Biology and fertility of soils vol:24 issue:3 pages:274-282

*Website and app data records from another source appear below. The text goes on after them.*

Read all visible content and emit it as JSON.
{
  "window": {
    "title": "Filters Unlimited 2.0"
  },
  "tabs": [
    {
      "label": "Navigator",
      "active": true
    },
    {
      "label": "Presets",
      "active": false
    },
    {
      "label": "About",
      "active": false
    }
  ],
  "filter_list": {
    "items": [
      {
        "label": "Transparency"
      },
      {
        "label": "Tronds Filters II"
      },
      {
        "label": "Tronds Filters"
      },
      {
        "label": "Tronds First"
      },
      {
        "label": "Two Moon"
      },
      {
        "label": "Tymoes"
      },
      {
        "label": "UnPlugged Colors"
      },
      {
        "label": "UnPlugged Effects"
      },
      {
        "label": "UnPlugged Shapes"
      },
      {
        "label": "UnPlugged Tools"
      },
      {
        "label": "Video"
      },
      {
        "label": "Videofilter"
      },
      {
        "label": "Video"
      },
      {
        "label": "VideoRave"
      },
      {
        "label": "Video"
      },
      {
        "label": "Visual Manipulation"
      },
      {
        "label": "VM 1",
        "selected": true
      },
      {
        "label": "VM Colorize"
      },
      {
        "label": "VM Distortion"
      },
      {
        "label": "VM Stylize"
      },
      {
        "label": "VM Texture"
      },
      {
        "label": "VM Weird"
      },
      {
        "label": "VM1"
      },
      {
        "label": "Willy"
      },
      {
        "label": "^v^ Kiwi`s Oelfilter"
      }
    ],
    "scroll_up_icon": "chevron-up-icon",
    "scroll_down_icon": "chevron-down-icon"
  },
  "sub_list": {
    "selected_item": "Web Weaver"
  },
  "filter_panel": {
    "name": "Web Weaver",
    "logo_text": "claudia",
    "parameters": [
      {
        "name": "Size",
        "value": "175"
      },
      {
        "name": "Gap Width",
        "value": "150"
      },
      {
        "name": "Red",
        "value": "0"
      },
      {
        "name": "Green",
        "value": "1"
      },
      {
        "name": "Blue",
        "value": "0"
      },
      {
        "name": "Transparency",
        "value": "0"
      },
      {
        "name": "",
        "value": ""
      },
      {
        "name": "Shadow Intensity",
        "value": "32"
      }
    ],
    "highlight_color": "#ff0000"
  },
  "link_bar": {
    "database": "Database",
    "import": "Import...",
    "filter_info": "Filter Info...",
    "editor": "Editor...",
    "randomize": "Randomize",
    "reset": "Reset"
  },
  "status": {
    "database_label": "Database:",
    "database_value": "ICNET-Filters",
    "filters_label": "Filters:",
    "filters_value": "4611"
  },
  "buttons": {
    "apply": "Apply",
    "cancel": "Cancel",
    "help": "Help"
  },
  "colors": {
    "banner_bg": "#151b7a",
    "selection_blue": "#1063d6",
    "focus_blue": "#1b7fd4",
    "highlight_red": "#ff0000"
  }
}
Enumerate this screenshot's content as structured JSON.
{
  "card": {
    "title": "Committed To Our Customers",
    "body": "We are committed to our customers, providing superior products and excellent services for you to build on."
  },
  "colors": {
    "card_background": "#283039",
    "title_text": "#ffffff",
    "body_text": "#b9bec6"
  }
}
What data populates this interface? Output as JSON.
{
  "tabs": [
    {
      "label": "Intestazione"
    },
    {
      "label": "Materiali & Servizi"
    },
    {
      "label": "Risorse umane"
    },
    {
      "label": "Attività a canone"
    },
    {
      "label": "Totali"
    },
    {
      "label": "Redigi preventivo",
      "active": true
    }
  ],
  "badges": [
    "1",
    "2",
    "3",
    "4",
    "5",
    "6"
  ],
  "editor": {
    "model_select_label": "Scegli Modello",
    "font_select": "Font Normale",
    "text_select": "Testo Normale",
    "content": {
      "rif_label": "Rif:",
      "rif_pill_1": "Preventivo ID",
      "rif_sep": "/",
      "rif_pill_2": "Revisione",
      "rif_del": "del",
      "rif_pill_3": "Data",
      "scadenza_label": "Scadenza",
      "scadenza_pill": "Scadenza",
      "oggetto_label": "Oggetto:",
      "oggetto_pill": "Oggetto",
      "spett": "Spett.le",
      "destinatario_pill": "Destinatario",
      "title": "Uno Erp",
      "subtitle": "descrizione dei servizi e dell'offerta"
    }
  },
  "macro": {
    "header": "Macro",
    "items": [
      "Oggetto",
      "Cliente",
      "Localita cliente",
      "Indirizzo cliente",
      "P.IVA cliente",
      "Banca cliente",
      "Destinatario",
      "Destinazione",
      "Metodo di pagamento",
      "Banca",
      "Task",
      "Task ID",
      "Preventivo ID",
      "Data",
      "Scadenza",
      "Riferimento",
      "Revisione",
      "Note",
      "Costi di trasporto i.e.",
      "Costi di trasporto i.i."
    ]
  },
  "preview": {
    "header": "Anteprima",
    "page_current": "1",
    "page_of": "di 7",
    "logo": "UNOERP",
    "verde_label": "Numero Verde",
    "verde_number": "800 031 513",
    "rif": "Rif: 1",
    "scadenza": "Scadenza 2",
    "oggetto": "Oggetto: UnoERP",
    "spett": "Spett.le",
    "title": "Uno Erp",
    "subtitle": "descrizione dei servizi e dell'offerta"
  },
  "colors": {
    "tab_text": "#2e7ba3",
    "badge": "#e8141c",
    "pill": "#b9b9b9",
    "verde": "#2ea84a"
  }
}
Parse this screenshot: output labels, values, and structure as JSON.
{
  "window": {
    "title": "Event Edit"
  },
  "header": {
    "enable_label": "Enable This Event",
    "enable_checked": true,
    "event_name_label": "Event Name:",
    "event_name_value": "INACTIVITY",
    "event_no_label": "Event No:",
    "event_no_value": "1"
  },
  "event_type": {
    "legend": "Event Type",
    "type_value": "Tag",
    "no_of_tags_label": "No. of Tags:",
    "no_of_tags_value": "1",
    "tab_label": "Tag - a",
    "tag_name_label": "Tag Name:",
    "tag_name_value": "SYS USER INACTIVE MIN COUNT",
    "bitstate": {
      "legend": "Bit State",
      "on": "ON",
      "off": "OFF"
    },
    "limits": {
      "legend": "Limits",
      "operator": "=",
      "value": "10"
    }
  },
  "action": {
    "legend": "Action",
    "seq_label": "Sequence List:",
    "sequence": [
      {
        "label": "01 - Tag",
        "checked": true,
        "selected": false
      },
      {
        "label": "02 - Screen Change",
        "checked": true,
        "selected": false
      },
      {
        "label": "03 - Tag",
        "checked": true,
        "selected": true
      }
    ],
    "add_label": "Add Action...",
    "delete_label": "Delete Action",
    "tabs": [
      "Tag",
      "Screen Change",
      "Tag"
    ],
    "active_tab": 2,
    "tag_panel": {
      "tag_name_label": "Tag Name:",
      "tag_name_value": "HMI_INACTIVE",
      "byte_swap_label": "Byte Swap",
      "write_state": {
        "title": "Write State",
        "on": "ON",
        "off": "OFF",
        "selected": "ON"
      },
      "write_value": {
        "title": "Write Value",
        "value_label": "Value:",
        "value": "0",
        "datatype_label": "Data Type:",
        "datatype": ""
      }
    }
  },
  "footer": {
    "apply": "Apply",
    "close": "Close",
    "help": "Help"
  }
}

Inoculation of beans (Phaseolus vulgaris L.) with strains of R. tropici IIB and R. etli resulted in the disappearance of the R. tropici IIB stains from the nodule population and their replacement by other (non R. tropici IIB) bean symbionts (Vlassak et al. 1996). Coinoculation studies in monoxenic conditions and in soil core microcosms with plants harvested at two different growth stages indicated that the inoculated R. tropici IIB strains CIAT899 and F98.5 possess a good intrinsic competitiveness which declines, however at a later plant growth stage and in soil conditions. The poor saprophytic competence of R. tropici IIB strain CIAT899 was further demonstrated by its poor survival in soil core microcosms after bean harvest. Strains were isolated from the field plots with a 3-year bean-planting history, characterized and evaluated for their competitiveness against R. tropici IIB strain CIAT899. Isolates from field plots, which had been repeatedly inoculated with R. tropici IIB strain CIAT899, showed a higher nodule occupancy compared to R. tropici IIB strain CIAT899, and this higher competitiveness exhibited by the field isolates might be an additional reason for the poor performance of R. tropici IIB strain CIAT899 in the field study. Plots with and without a history of bean production revealed after 3-year bean cultivation an almost totally different population that also significantly differed in competitiveness.